I used to believe that Christians were so privileged that we lived in the light of God's presence most of the time with only visits of spiritual darkness or brief wilderness wanderings or seasons of doubt or however else best you describe it for yourself. I am, however, changing my mind and wondering about just the opposite. It seems to me that our spiritual lives are more characterized by living in a darkness that is so rich that we can almost taste it. It is a darkness that surrounds and overwhelms and threatens us as much as those Rwandans were surrounded by the chaos and hate of their national strife. Yet in that darkness, there are moments where glimpses of God's glory are so intensely bright that they blind our eyes with light. These glimpses of glory hint of a deeper joy and peace that represent more than anything we have yet known. They are glimpses of grace that shine in the darkness like fireflies on a summer's night.
My childhood memories are full of wonderful warm experiences that I shared with my siblings. And although we were five years apart in age, my brother and I often played together. There were the Sunday afternoon football games where he ran on his knees so as to keep from having an unfair advantage. There were the Saturdays that we built forts in the backyard. Baseball was banished after I failed to catch one of his throws with my hands and instead, caught it with my mouth and ended up with blood everywhere.
But there is one particular night that stands out in my memory. It was summertime because I remember being barefoot in the newly cut grass. We had already bathed and were in fresh pajamas.
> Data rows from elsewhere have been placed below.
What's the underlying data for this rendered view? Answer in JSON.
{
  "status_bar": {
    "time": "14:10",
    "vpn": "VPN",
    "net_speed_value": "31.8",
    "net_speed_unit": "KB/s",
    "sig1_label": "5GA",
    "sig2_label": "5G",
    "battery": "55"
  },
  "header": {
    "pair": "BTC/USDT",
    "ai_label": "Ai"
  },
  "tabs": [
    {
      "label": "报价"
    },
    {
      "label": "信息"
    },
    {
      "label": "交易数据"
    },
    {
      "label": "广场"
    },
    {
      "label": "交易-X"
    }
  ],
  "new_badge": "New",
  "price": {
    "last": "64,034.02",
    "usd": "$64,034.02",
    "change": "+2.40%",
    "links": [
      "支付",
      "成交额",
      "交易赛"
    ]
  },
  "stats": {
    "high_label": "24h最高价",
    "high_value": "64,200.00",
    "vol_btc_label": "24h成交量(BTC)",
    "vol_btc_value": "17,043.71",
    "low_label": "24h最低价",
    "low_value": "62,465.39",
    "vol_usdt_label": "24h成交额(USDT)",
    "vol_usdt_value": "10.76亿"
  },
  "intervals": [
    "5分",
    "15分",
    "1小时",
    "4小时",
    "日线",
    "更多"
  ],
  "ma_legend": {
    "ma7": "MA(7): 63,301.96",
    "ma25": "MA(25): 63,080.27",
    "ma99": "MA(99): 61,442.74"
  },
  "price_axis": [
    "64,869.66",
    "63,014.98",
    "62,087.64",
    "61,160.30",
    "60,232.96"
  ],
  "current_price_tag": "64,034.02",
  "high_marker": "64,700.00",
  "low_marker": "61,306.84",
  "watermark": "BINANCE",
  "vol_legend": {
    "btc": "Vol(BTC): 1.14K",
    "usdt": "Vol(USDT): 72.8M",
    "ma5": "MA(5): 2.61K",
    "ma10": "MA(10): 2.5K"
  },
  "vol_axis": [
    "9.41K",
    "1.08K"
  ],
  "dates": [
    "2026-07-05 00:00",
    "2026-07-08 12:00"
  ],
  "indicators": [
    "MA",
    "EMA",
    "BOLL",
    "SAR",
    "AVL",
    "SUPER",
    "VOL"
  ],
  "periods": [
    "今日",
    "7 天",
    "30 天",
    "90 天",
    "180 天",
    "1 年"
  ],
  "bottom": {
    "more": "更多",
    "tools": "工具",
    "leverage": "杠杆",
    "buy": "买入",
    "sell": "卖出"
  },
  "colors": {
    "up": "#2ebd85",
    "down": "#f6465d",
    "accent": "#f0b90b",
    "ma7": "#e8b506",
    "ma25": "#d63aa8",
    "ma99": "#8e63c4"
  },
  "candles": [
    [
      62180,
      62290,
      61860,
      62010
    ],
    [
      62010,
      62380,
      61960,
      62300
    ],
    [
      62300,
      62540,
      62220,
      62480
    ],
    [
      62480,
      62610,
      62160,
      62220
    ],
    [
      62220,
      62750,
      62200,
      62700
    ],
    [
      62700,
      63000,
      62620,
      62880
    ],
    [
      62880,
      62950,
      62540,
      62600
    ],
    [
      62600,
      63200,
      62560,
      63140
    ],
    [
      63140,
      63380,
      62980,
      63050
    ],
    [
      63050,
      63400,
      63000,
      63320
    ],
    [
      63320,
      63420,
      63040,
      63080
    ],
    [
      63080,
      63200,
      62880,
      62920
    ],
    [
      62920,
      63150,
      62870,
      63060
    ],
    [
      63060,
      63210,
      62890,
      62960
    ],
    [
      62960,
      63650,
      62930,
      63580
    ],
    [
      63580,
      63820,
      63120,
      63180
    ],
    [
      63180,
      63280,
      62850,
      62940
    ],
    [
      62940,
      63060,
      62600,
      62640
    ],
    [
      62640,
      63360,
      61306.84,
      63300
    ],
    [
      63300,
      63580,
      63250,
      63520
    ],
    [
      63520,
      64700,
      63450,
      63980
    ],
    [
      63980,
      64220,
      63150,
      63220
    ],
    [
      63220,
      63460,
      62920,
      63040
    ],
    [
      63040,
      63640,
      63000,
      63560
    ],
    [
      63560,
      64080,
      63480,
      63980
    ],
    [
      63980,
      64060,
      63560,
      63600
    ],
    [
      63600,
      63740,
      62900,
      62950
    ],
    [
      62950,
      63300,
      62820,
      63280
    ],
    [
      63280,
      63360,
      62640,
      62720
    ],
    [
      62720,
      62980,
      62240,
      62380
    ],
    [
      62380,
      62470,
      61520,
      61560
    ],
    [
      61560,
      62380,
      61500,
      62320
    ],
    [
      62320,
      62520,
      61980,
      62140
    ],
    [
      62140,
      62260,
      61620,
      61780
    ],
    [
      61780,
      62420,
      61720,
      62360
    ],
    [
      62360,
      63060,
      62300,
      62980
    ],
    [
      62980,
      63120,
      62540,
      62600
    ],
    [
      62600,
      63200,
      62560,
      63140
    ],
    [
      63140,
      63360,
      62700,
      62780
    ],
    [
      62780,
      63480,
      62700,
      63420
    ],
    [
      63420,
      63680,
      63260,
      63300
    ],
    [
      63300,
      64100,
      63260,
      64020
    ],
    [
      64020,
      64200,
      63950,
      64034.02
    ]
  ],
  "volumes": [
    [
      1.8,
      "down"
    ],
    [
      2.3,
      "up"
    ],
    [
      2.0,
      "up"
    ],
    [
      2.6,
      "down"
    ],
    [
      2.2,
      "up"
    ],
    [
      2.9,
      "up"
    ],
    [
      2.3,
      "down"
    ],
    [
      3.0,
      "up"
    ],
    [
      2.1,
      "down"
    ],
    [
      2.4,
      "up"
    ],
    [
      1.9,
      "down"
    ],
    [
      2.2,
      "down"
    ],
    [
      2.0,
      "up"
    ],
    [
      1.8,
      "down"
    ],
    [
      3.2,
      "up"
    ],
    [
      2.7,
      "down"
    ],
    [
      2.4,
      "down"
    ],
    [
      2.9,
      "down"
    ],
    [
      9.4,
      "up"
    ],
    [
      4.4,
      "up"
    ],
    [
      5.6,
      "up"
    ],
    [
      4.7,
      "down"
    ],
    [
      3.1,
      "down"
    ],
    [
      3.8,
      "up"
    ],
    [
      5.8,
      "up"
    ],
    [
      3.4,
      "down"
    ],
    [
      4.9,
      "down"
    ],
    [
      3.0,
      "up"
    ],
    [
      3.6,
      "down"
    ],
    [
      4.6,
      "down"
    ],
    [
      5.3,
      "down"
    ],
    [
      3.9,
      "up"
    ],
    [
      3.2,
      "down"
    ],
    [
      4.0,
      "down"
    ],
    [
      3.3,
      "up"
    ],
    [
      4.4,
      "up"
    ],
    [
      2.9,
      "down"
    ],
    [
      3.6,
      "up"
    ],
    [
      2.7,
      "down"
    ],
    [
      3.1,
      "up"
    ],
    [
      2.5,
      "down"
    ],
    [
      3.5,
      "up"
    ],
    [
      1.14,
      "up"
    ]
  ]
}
It was barely dusk and the coming on of night beckoned us outside for one more adventure before going to bed. It was that night that Jim taught me how to catch fireflies. They were lighting up our yard, and so he showed me how to cup my hands around them so as not to hurt them and then to stand in wonder when they flew away blinking their lights into the dark. I was completely fascinated. So, of course, I wanted to capture and keep these little treasures. I took a glass jar and began to deposit the fireflies within. We took them inside and placed them next to my bed.
After my mother came to kiss me goodnight, I turned to watch the glow of the tiny insects. But they weren't lighting up. "Jim! Jim! My fireflies must be dead; they are not lighting up." Quietly, Jim tiptoed into my room. "He laughed and said, "Don't you know they can't light up if they can't fly." And so he unscrewed the lid of the jar. I do not remember when Jim left the room, but I do remember falling asleep watching for and seeing those tiny lights blink off and on in my room...filling the darkness with light for just a moment, reminding me of their mysterious presence and ability.
I think perhaps that this is a parable of what God's grace is like. If in our dark wanderings and questions of "Is God with us or not?"--if we will but keep our eyes open in anticipation and not shut them in fear and dread--we will see glimpses of God, moments of joy that will take our breath away and bring tears to our eyes. For faith does not shut its eyes in the darkness. Rather, faith keeps its eyes open and focused and watching for the miracles of grace that punch holes of light and hope into the darkness. (McSween)
So should we be riding in a car together and you were to ask me, "Is God with us or not?" I know what my answer would be. But do you know yours?